"I'm so glad to live in a world where there are Octobers."
--L.M. Montgomery, Anne of Green Gables
October is not a bad month to be born. I don't remember October leaves until I went away to college. I have no memory of the wonderful color of the leaves of fall until then. My school started in September. Leaving home, discovering a whole new world out there was something. I still remember the wondrous feeling of it all. New friends, new adventures, new freedom. And when I walked down the streets in East Lake back then in Birmingham--the October leaves took my breath away. I remember taking picture after picture of those long streets many leaves still on the trees--walking
Somewhere I read where someone said that "In the kingdom of God it is always October." I think whoever penned those lines was right on target. I wonder if the Prodigal son didn't walk down that long road that led back home in October. Who knows? The Scriptures say: "when he came to himself..." I like to think that as he looked up from his misery and sorry choices he saw the turning leaves and he remembered how it was back home. And sure enough--getting close--seeing his father's house in the distance--he saw the trees--those beautiful trees framing the house called home--he remembered and even before he felt his father's arms around him--there was a gladness about it all.
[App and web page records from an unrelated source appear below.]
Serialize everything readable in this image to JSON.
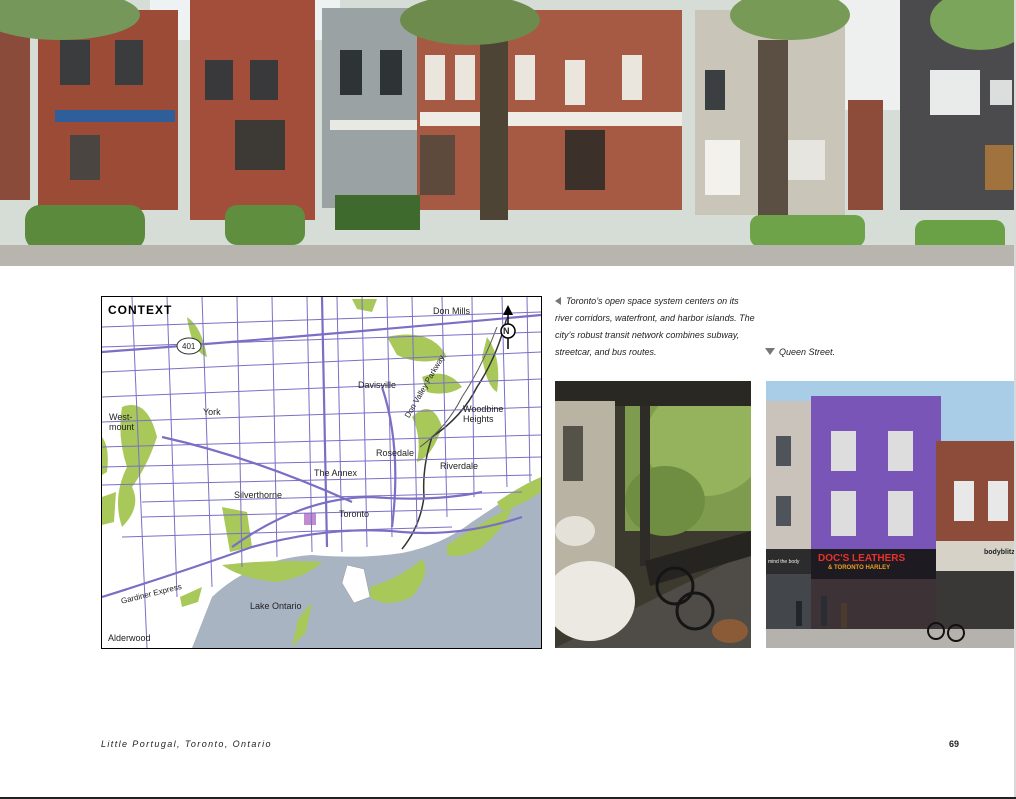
{
  "map": {
    "title": "CONTEXT",
    "labels": {
      "don_mills": "Don Mills",
      "highway_401": "401",
      "north": "N",
      "davisville": "Davisville",
      "york": "York",
      "westmount": "West-\nmount",
      "don_valley_parkway": "Don Valley Parkway",
      "woodbine_heights": "Woodbine\nHeights",
      "rosedale": "Rosedale",
      "riverdale": "Riverdale",
      "the_annex": "The Annex",
      "silverthorne": "Silverthorne",
      "toronto": "Toronto",
      "gardiner_express": "Gardiner Express",
      "lake_ontario": "Lake Ontario",
      "alderwood": "Alderwood"
    }
  },
  "captions": {
    "map_caption": "Toronto’s open space system centers on its river corridors, waterfront, and harbor islands. The city’s robust transit network combines subway, streetcar, and bus routes.",
    "queen_street": "Queen Street."
  },
  "storefront": {
    "sign_main": "DOC'S LEATHERS",
    "sign_sub": "& TORONTO HARLEY",
    "shop_left": "mind the body",
    "shop_right": "bodyblitz"
  },
  "footer": {
    "title": "Little Portugal, Toronto, Ontario",
    "page_number": "69"
  },
  "colors": {
    "roads": "#7a6fc4",
    "parks": "#a8c85a",
    "water": "#a9b4c2",
    "purple_building": "#7a55b8"
  }
}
But that was then. Two Octobers we were in Oxford, England. And what I remember most was the leaves that covered almost all the ancient stone buildings of the colleges. In October the green leaves give way to bright reds.
But those are only memories. Up and down my street the red maples are just beginning to turn. In Upstate South Carolina their turning comes a little later. But if you look across the lake and squint your eyes from certain spots you can see the far hills of the mountains and bits of reds and yellows and oranges just beginning to cover all the trees.
Maybe it's old age, I do not know. But I cherish of the bluest of the October skies and the colors that seem to be everywhere this season. A man named Don Robertson wrote a book with the wonderful title: Praise the Human Season. I guess that's what I am trying to do. October, for me, is the human season--and all around me I see...I see. And it is grand.